Problem requirements —
What is the count of lines below that include "clockwise"? Reply with nothing else.

Records from a collection

***

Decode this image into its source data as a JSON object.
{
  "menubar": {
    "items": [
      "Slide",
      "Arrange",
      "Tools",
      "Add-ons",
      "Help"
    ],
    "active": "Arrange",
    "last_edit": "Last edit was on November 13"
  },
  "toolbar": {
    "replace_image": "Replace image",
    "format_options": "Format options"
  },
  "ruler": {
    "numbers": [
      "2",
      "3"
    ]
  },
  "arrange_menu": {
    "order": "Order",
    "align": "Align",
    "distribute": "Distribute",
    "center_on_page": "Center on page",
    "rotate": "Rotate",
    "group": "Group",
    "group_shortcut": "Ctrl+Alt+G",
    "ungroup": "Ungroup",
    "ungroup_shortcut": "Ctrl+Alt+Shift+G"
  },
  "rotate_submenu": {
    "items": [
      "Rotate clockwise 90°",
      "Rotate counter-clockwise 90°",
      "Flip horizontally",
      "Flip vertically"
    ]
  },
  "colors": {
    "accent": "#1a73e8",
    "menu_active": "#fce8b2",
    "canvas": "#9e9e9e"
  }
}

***

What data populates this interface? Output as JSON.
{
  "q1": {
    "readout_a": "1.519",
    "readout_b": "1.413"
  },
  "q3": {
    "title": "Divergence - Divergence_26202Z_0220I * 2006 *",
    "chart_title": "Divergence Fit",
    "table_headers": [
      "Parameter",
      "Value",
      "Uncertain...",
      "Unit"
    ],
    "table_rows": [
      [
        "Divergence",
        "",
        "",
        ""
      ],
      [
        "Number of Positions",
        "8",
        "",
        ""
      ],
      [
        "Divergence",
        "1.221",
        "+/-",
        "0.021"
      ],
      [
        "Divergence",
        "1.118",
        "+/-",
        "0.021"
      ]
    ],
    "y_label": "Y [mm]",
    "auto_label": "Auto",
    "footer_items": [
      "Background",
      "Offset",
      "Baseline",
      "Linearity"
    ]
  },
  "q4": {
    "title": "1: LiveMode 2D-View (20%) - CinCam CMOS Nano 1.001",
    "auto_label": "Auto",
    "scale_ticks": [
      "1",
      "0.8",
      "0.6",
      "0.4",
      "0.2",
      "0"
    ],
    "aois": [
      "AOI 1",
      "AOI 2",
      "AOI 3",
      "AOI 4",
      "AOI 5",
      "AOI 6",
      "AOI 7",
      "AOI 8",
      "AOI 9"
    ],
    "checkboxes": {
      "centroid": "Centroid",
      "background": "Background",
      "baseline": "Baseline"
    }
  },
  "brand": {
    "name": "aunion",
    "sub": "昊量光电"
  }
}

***

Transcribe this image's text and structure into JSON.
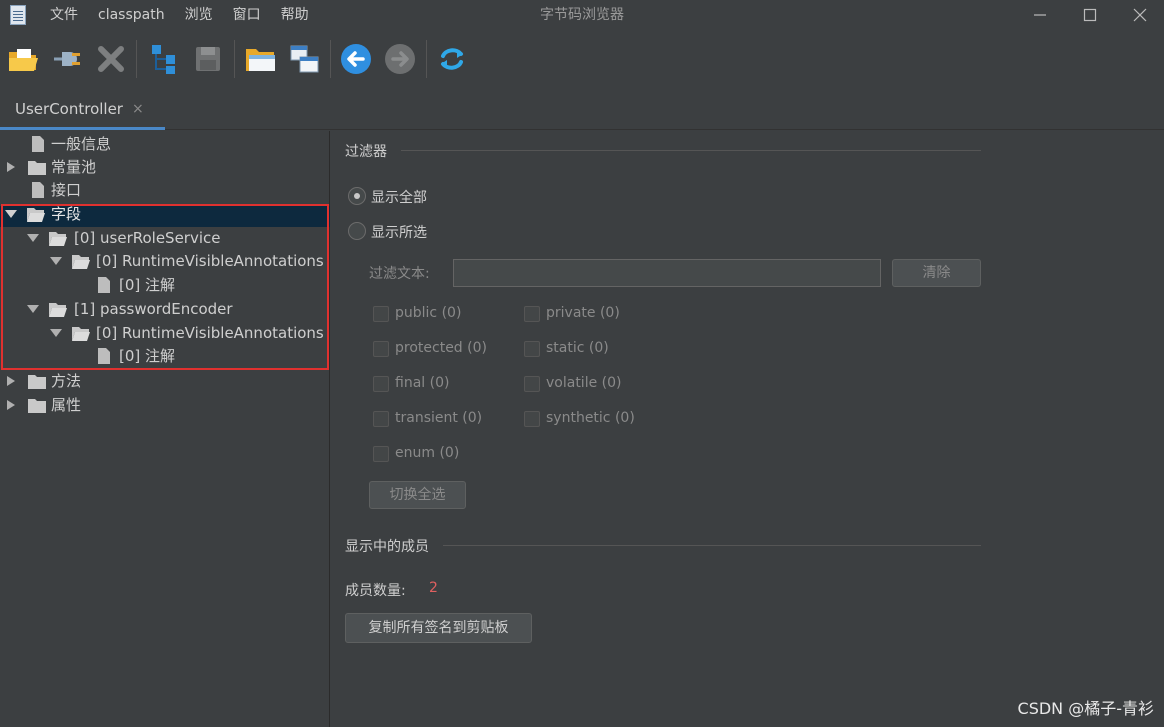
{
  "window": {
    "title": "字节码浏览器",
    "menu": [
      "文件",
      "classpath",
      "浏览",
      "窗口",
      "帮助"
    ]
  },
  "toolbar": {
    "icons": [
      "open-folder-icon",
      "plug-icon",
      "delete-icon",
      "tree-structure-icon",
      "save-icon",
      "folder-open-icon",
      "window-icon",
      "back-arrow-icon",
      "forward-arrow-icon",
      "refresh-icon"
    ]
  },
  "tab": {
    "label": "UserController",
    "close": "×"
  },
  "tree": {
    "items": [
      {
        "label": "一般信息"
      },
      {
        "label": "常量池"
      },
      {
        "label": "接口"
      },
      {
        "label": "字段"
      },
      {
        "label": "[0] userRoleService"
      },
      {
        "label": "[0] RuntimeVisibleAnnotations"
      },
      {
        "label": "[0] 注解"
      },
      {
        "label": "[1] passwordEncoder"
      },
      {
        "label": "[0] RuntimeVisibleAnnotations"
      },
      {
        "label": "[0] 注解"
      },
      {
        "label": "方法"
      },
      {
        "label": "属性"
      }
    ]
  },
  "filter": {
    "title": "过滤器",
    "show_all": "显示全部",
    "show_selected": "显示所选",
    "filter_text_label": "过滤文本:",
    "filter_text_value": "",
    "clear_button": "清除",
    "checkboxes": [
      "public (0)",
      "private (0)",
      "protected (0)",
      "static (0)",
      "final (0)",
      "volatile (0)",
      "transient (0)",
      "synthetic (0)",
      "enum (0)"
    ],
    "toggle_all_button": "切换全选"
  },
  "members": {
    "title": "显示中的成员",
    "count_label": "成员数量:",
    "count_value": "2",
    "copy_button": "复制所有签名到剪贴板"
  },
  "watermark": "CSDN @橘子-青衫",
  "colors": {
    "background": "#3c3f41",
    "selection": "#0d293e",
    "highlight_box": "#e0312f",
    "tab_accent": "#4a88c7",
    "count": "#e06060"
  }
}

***

Answer below —
2